"People say that’s a very distinct possibility. It's standard. And we're going to put out the fires. We're not going to close the country. We’re going to put out the fires", Trump said during a tour of a Ford Motor Company facility in Michigan that has been reworked to manufacture desperately-needed medical ventilators.
Continuing on his "fires" theme, Trump asserted that "we're not closing our country", and suggested that "whether it's an ember or a flame, we're going to put it out", in expressing his intention to reopen the country.
As warnings on the likelihood of a second wave of COVID-19 come from infectious disease expert Dr. Anthony Fauci and the World Health Organization, all 50 states announced intentions to lift the lockdown previously imposed to curb the spread of the disease and reopen parts of their economy. Professional sports events will be resumed in California, but without fans.
In some states, including Texas, Arizona and North Carolina, the number of cases increased after reopenings were introduced.

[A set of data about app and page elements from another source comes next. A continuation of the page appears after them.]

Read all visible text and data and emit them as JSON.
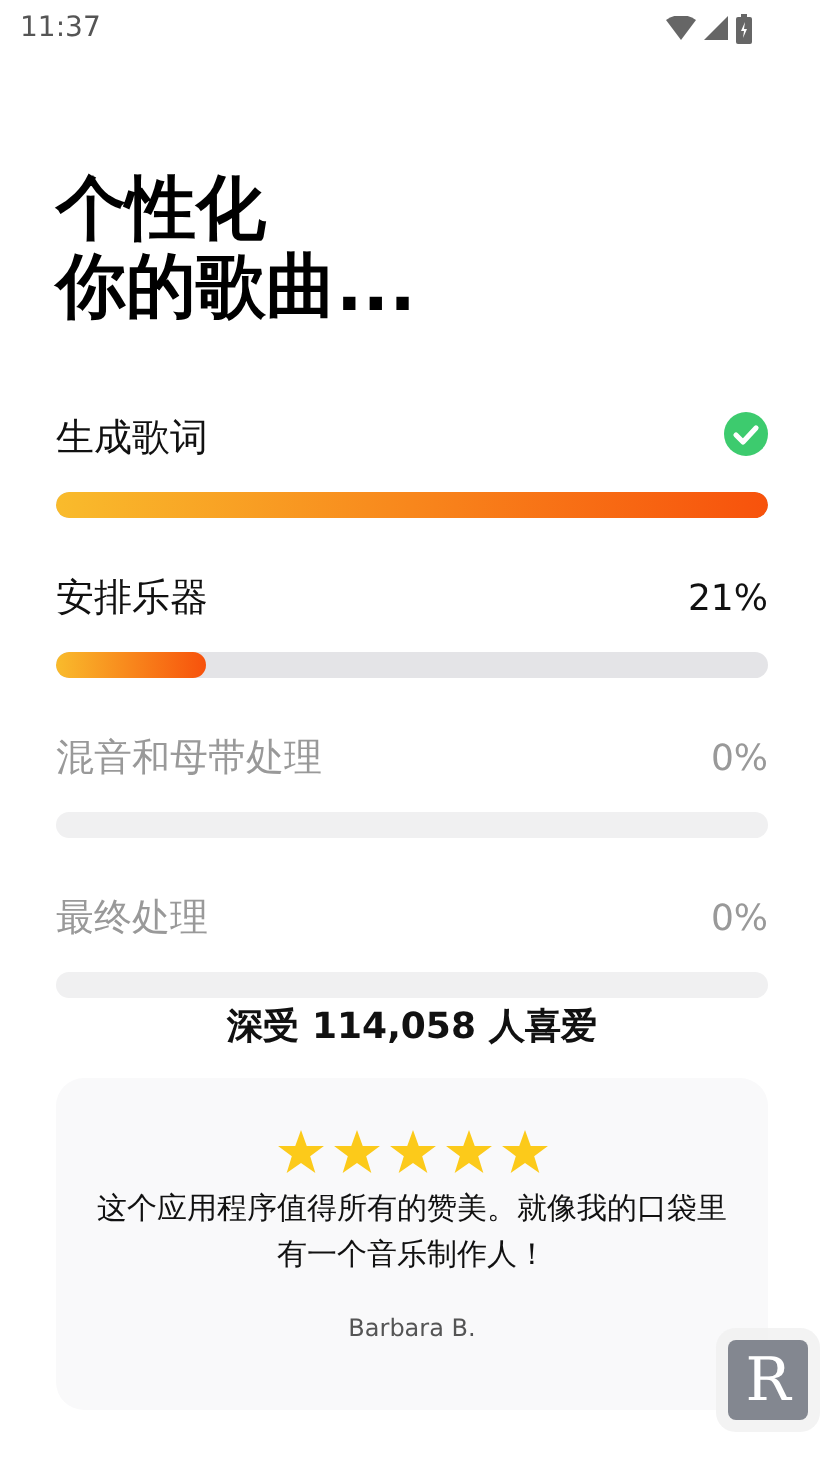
{
  "status_bar": {
    "time": "11:37"
  },
  "title": [
    "个性化",
    "你的歌曲..."
  ],
  "steps": [
    {
      "label": "生成歌词",
      "kind": "done",
      "active": true,
      "level": 1
    },
    {
      "label": "安排乐器",
      "kind": "progress",
      "active": true,
      "level": 0.21,
      "reading": "21%"
    },
    {
      "label": "混音和母带处理",
      "kind": "progress",
      "active": false,
      "level": 0,
      "reading": "0%"
    },
    {
      "label": "最终处理",
      "kind": "progress",
      "active": false,
      "level": 0,
      "reading": "0%"
    }
  ],
  "loved_by": "深受 114,058 人喜爱",
  "review": {
    "stars": 5,
    "text": "这个应用程序值得所有的赞美。就像我的口袋里有一个音乐制作人！",
    "author": "Barbara B."
  },
  "floating_button": {
    "label": "R"
  }
}
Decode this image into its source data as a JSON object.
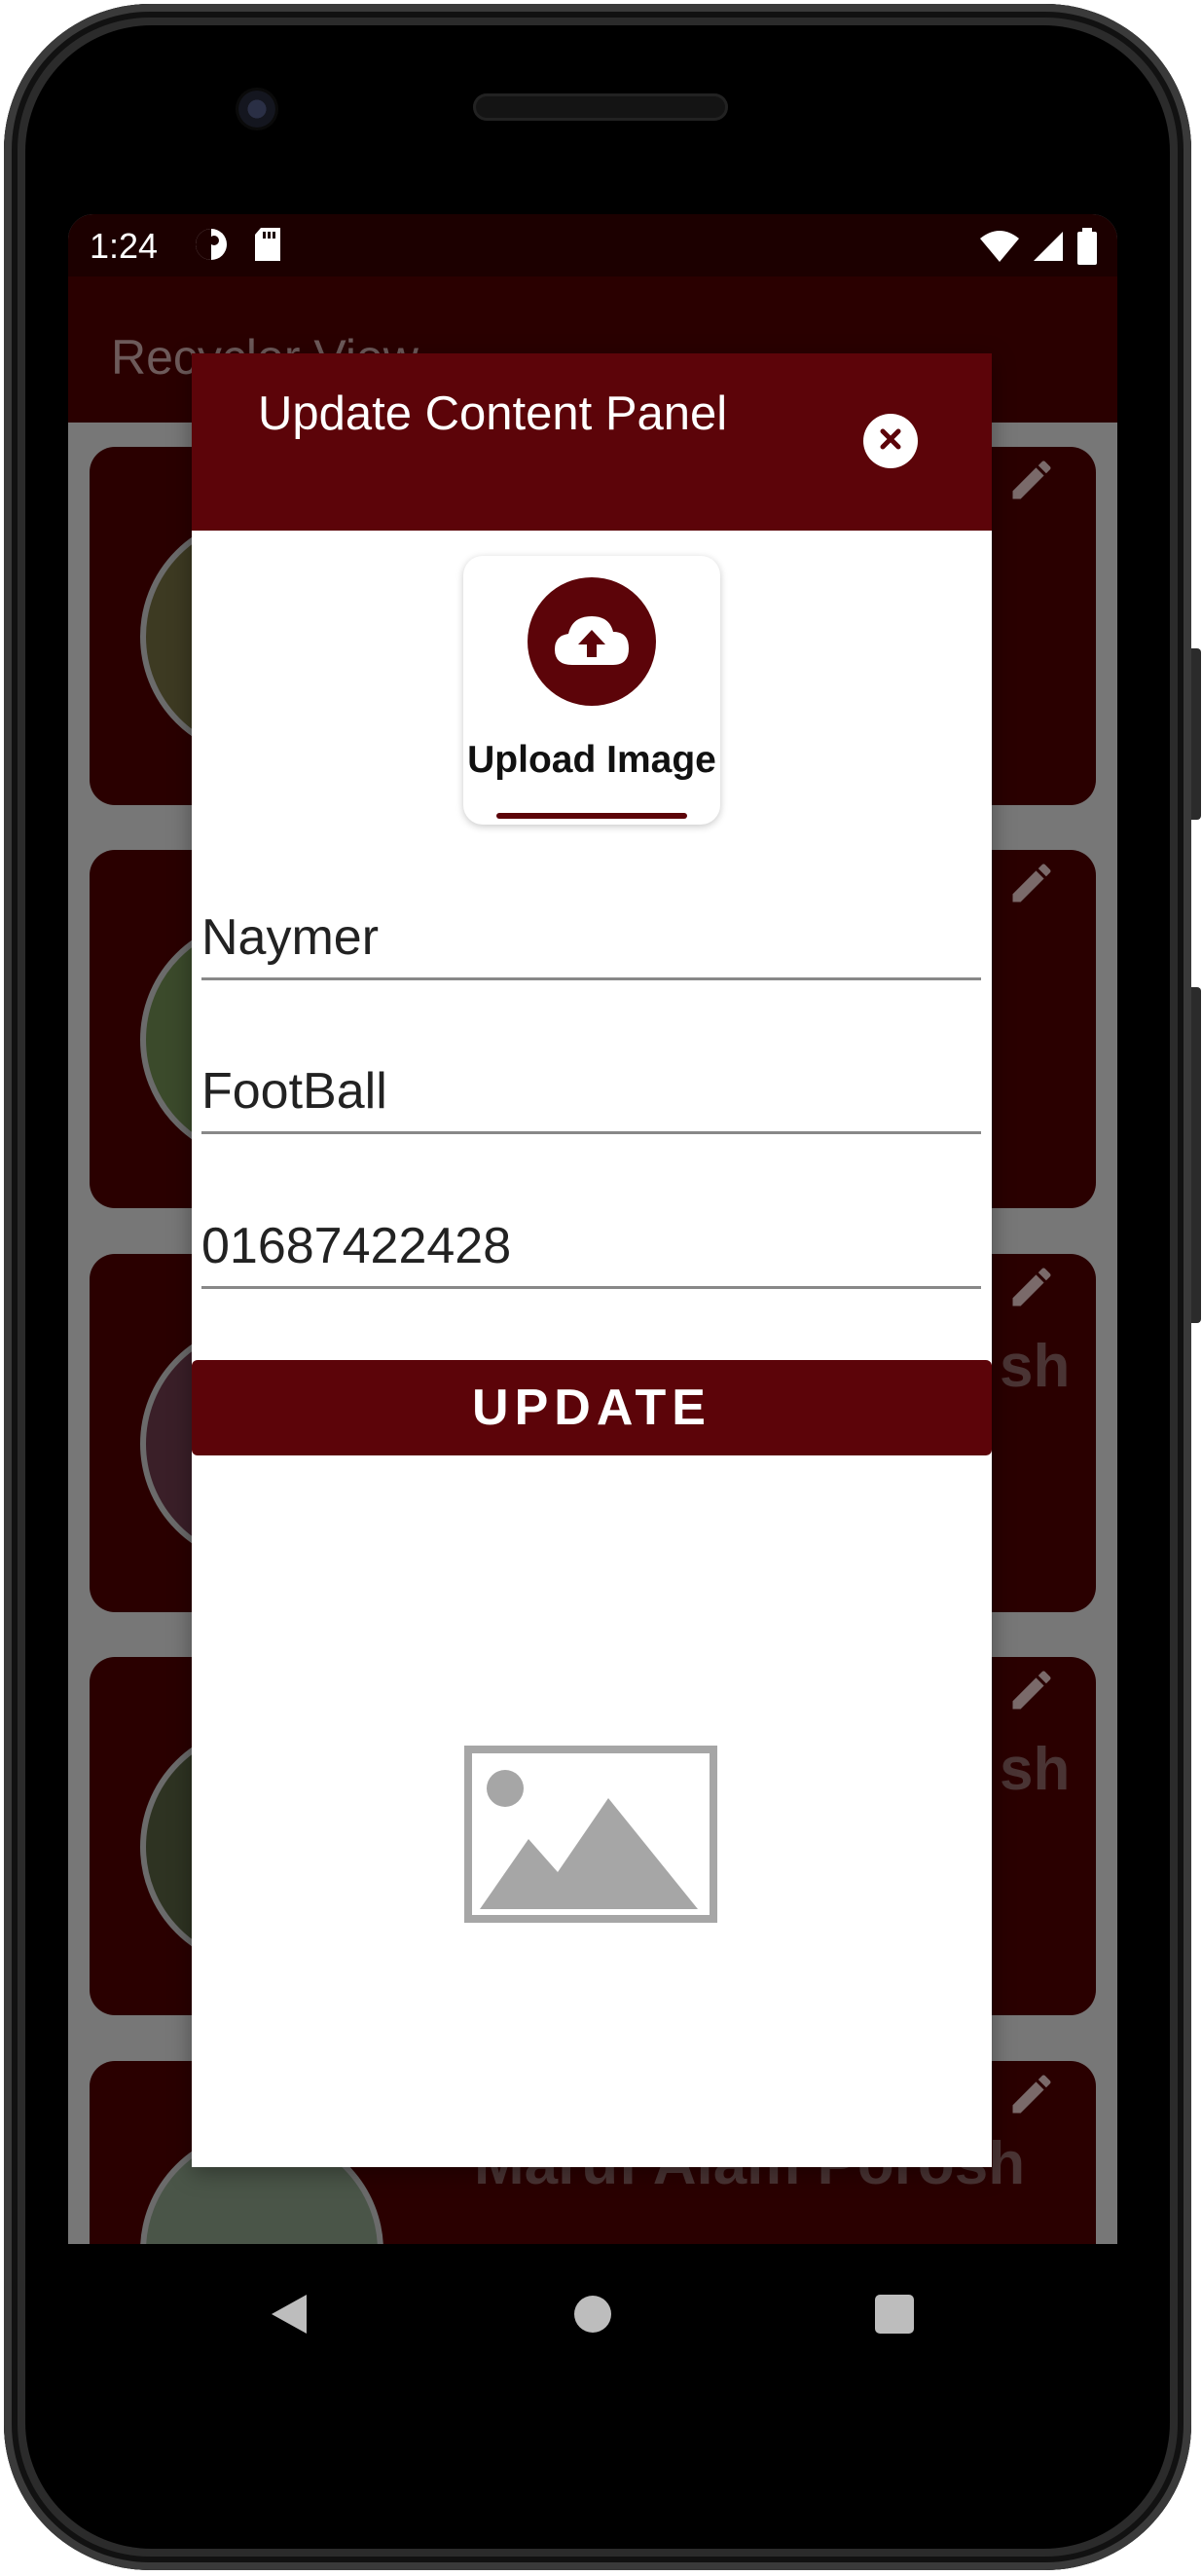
{
  "status_bar": {
    "time": "1:24"
  },
  "app_bar": {
    "title": "Recycler View"
  },
  "list": {
    "cards": [
      {
        "name": ""
      },
      {
        "name": ""
      },
      {
        "name": "sh"
      },
      {
        "name": "sh"
      },
      {
        "name": "Maruf Alam Porosh"
      }
    ]
  },
  "dialog": {
    "title": "Update Content Panel",
    "upload_label": "Upload Image",
    "fields": {
      "name_value": "Naymer",
      "category_value": "FootBall",
      "phone_value": "01687422428"
    },
    "update_label": "UPDATE"
  },
  "colors": {
    "primary": "#5c0409",
    "app_bar": "#2a0000",
    "status_bar": "#1c0000"
  },
  "icons": {
    "close": "close-icon",
    "upload": "cloud-upload-icon",
    "placeholder": "image-placeholder-icon",
    "edit": "pencil-icon"
  }
}
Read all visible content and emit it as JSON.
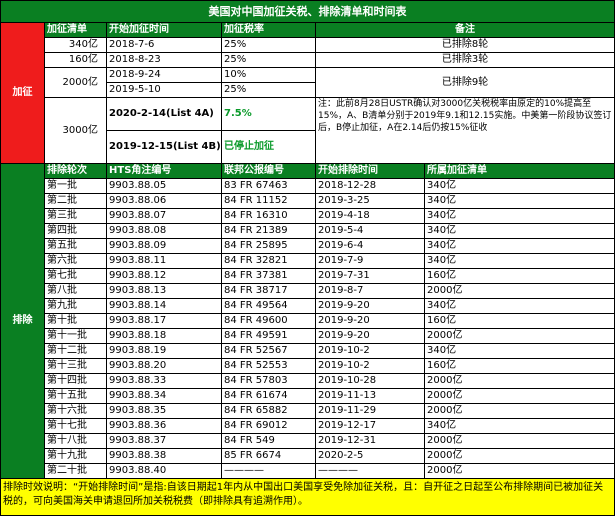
{
  "title": "美国对中国加征关税、排除清单和时间表",
  "colors": {
    "header_green": "#0a7f22",
    "side_red": "#ef1c1c",
    "footer_yellow": "#ffff00",
    "accent_green": "#0a9a2a"
  },
  "tariff": {
    "side_label": "加征",
    "headers": {
      "list": "加征清单",
      "start": "开始加征时间",
      "rate": "加征税率",
      "note": "备注"
    },
    "rows": [
      {
        "list": "340亿",
        "start": "2018-7-6",
        "rate": "25%"
      },
      {
        "list": "160亿",
        "start": "2018-8-23",
        "rate": "25%"
      },
      {
        "list": "2000亿",
        "start": "2018-9-24",
        "rate": "10%"
      },
      {
        "start": "2019-5-10",
        "rate": "25%"
      },
      {
        "list": "3000亿",
        "start": "2020-2-14(List 4A)",
        "rate": "7.5%"
      },
      {
        "start": "2019-12-15(List 4B)",
        "rate": "已停止加征"
      }
    ],
    "notes": {
      "n340": "已排除8轮",
      "n160": "已排除3轮",
      "n2000": "已排除9轮",
      "n3000": "注：此前8月28日USTR确认对3000亿关税税率由原定的10%提高至15%，A、B清单分别于2019年9.1和12.15实施。中美第一阶段协议签订后，B停止加征，A在2.14后仍按15%征收"
    }
  },
  "exclusion": {
    "side_label": "排除",
    "headers": {
      "round": "排除轮次",
      "hts": "HTS角注编号",
      "fr": "联邦公报编号",
      "start": "开始排除时间",
      "list": "所属加征清单"
    },
    "rows": [
      {
        "round": "第一批",
        "hts": "9903.88.05",
        "fr": "83 FR 67463",
        "start": "2018-12-28",
        "list": "340亿"
      },
      {
        "round": "第二批",
        "hts": "9903.88.06",
        "fr": "84 FR 11152",
        "start": "2019-3-25",
        "list": "340亿"
      },
      {
        "round": "第三批",
        "hts": "9903.88.07",
        "fr": "84 FR 16310",
        "start": "2019-4-18",
        "list": "340亿"
      },
      {
        "round": "第四批",
        "hts": "9903.88.08",
        "fr": "84 FR 21389",
        "start": "2019-5-4",
        "list": "340亿"
      },
      {
        "round": "第五批",
        "hts": "9903.88.09",
        "fr": "84 FR 25895",
        "start": "2019-6-4",
        "list": "340亿"
      },
      {
        "round": "第六批",
        "hts": "9903.88.11",
        "fr": "84 FR 32821",
        "start": "2019-7-9",
        "list": "340亿"
      },
      {
        "round": "第七批",
        "hts": "9903.88.12",
        "fr": "84 FR 37381",
        "start": "2019-7-31",
        "list": "160亿"
      },
      {
        "round": "第八批",
        "hts": "9903.88.13",
        "fr": "84 FR 38717",
        "start": "2019-8-7",
        "list": "2000亿"
      },
      {
        "round": "第九批",
        "hts": "9903.88.14",
        "fr": "84 FR 49564",
        "start": "2019-9-20",
        "list": "340亿"
      },
      {
        "round": "第十批",
        "hts": "9903.88.17",
        "fr": "84 FR 49600",
        "start": "2019-9-20",
        "list": "160亿"
      },
      {
        "round": "第十一批",
        "hts": "9903.88.18",
        "fr": "84 FR 49591",
        "start": "2019-9-20",
        "list": "2000亿"
      },
      {
        "round": "第十二批",
        "hts": "9903.88.19",
        "fr": "84 FR 52567",
        "start": "2019-10-2",
        "list": "340亿"
      },
      {
        "round": "第十三批",
        "hts": "9903.88.20",
        "fr": "84 FR 52553",
        "start": "2019-10-2",
        "list": "160亿"
      },
      {
        "round": "第十四批",
        "hts": "9903.88.33",
        "fr": "84 FR 57803",
        "start": "2019-10-28",
        "list": "2000亿"
      },
      {
        "round": "第十五批",
        "hts": "9903.88.34",
        "fr": "84 FR 61674",
        "start": "2019-11-13",
        "list": "2000亿"
      },
      {
        "round": "第十六批",
        "hts": "9903.88.35",
        "fr": "84 FR 65882",
        "start": "2019-11-29",
        "list": "2000亿"
      },
      {
        "round": "第十七批",
        "hts": "9903.88.36",
        "fr": "84 FR 69012",
        "start": "2019-12-17",
        "list": "340亿"
      },
      {
        "round": "第十八批",
        "hts": "9903.88.37",
        "fr": "84 FR 549",
        "start": "2019-12-31",
        "list": "2000亿"
      },
      {
        "round": "第十九批",
        "hts": "9903.88.38",
        "fr": "85 FR 6674",
        "start": "2020-2-5",
        "list": "2000亿"
      },
      {
        "round": "第二十批",
        "hts": "9903.88.40",
        "fr": "————",
        "start": "————",
        "list": "2000亿"
      }
    ]
  },
  "footer": "排除时效说明：“开始排除时间”是指:自该日期起1年内从中国出口美国享受免除加征关税，且：自开征之日起至公布排除期间已被加征关税的，可向美国海关申请退回所加关税税费（即排除具有追溯作用）。"
}
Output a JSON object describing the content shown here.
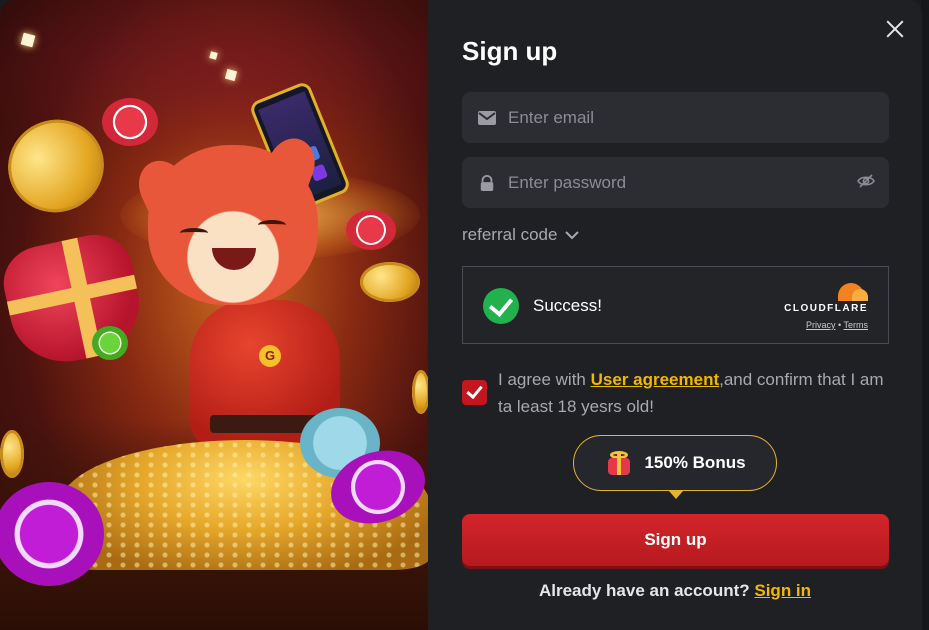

Trump's economic adviser, Peter Navarro, commenting on the easing of restrictions, claimed that the lockdowns would "indirectly" kill more people than COVID-19, while US Treasury Secretary Steve Mnuchin, also a Trump appointee, threatened the risk of "permanent damage" to the US economy if the health lockdowns are not lifted. Trump's presidential election rival, presumptive Democratic nominee Joe Biden, expressed "frustration" in how states are reopening, describing Trump's response to the pandemic as "ridiculous".
In late April and early May, a series of localized anti-lockdown protests were reported in around the US, with participants occasionally armed and making demands to lift the restrictions and reopen the economy. Medical experts noted that such gatherings only boosted the spread of the coronavirus.
According to current data shown by Johns Hopkins University, there are over 1,500,000 confirmed coronavirus cases in the US, as the death toll has eclipsed 94,000.